**What this task involves**
Please state the number of lines in the entries below where the word "with" appears. Include nothing else.

**Input data**
::::
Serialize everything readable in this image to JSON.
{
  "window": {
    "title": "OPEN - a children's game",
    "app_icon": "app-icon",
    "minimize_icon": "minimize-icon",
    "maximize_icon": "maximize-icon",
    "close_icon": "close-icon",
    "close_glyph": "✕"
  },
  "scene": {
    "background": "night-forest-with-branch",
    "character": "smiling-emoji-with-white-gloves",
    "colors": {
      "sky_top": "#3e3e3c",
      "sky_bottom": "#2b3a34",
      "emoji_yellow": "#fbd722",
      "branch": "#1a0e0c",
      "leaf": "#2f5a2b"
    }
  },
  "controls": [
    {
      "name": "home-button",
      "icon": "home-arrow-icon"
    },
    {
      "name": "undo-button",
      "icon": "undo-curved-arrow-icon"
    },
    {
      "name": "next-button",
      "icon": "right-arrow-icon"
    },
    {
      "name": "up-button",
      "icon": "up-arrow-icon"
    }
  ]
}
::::
**Result for this task**
2